## ASSIGNED TASK
All entries, exactly as written, should be output again.

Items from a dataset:

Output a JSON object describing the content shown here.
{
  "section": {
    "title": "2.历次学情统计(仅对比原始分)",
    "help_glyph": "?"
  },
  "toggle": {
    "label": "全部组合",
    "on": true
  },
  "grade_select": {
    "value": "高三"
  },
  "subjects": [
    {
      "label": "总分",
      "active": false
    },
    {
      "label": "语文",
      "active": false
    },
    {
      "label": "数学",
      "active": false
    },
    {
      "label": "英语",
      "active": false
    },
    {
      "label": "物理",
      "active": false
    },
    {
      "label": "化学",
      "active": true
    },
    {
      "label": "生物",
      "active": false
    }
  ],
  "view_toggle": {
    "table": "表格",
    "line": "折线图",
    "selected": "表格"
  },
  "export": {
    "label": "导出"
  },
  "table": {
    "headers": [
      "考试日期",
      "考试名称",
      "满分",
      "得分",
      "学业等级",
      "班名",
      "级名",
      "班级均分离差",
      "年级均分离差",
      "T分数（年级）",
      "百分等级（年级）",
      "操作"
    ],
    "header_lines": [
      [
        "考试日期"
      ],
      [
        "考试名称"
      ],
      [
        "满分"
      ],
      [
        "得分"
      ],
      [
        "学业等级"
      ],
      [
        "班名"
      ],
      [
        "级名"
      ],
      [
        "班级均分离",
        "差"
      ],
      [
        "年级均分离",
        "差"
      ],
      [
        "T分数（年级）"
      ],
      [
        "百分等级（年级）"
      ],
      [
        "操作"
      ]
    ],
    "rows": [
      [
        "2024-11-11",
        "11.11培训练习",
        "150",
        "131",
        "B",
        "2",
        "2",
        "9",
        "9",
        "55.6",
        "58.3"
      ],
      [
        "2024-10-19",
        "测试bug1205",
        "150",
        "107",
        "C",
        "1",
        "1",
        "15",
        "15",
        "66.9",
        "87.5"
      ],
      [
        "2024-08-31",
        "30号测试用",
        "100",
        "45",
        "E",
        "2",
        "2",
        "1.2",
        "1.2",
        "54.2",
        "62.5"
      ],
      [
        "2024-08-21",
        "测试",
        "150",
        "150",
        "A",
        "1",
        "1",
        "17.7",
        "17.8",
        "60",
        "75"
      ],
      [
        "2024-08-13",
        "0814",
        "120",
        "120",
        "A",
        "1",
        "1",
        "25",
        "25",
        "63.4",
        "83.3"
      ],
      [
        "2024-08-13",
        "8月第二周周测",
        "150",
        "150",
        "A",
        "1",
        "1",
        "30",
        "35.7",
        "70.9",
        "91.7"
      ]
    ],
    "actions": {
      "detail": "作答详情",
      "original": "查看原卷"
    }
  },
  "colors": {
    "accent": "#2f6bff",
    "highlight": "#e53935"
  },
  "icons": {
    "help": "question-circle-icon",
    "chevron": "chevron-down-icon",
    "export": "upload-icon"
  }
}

## ANSWER TO THIS EXERCISE
Output a JSON object describing the content shown here.
{
  "section": {
    "title": "2.历次学情统计(仅对比原始分)",
    "help_glyph": "?"
  },
  "toggle": {
    "label": "全部组合",
    "on": true
  },
  "grade_select": {
    "value": "高三"
  },
  "subjects": [
    {
      "label": "总分",
      "active": false
    },
    {
      "label": "语文",
      "active": false
    },
    {
      "label": "数学",
      "active": false
    },
    {
      "label": "英语",
      "active": false
    },
    {
      "label": "物理",
      "active": false
    },
    {
      "label": "化学",
      "active": true
    },
    {
      "label": "生物",
      "active": false
    }
  ],
  "view_toggle": {
    "table": "表格",
    "line": "折线图",
    "selected": "表格"
  },
  "export": {
    "label": "导出"
  },
  "table": {
    "headers": [
      "考试日期",
      "考试名称",
      "满分",
      "得分",
      "学业等级",
      "班名",
      "级名",
      "班级均分离差",
      "年级均分离差",
      "T分数（年级）",
      "百分等级（年级）",
      "操作"
    ],
    "header_lines": [
      [
        "考试日期"
      ],
      [
        "考试名称"
      ],
      [
        "满分"
      ],
      [
        "得分"
      ],
      [
        "学业等级"
      ],
      [
        "班名"
      ],
      [
        "级名"
      ],
      [
        "班级均分离",
        "差"
      ],
      [
        "年级均分离",
        "差"
      ],
      [
        "T分数（年级）"
      ],
      [
        "百分等级（年级）"
      ],
      [
        "操作"
      ]
    ],
    "rows": [
      [
        "2024-11-11",
        "11.11培训练习",
        "150",
        "131",
        "B",
        "2",
        "2",
        "9",
        "9",
        "55.6",
        "58.3"
      ],
      [
        "2024-10-19",
        "测试bug1205",
        "150",
        "107",
        "C",
        "1",
        "1",
        "15",
        "15",
        "66.9",
        "87.5"
      ],
      [
        "2024-08-31",
        "30号测试用",
        "100",
        "45",
        "E",
        "2",
        "2",
        "1.2",
        "1.2",
        "54.2",
        "62.5"
      ],
      [
        "2024-08-21",
        "测试",
        "150",
        "150",
        "A",
        "1",
        "1",
        "17.7",
        "17.8",
        "60",
        "75"
      ],
      [
        "2024-08-13",
        "0814",
        "120",
        "120",
        "A",
        "1",
        "1",
        "25",
        "25",
        "63.4",
        "83.3"
      ],
      [
        "2024-08-13",
        "8月第二周周测",
        "150",
        "150",
        "A",
        "1",
        "1",
        "30",
        "35.7",
        "70.9",
        "91.7"
      ]
    ],
    "actions": {
      "detail": "作答详情",
      "original": "查看原卷"
    }
  },
  "colors": {
    "accent": "#2f6bff",
    "highlight": "#e53935"
  },
  "icons": {
    "help": "question-circle-icon",
    "chevron": "chevron-down-icon",
    "export": "upload-icon"
  }
}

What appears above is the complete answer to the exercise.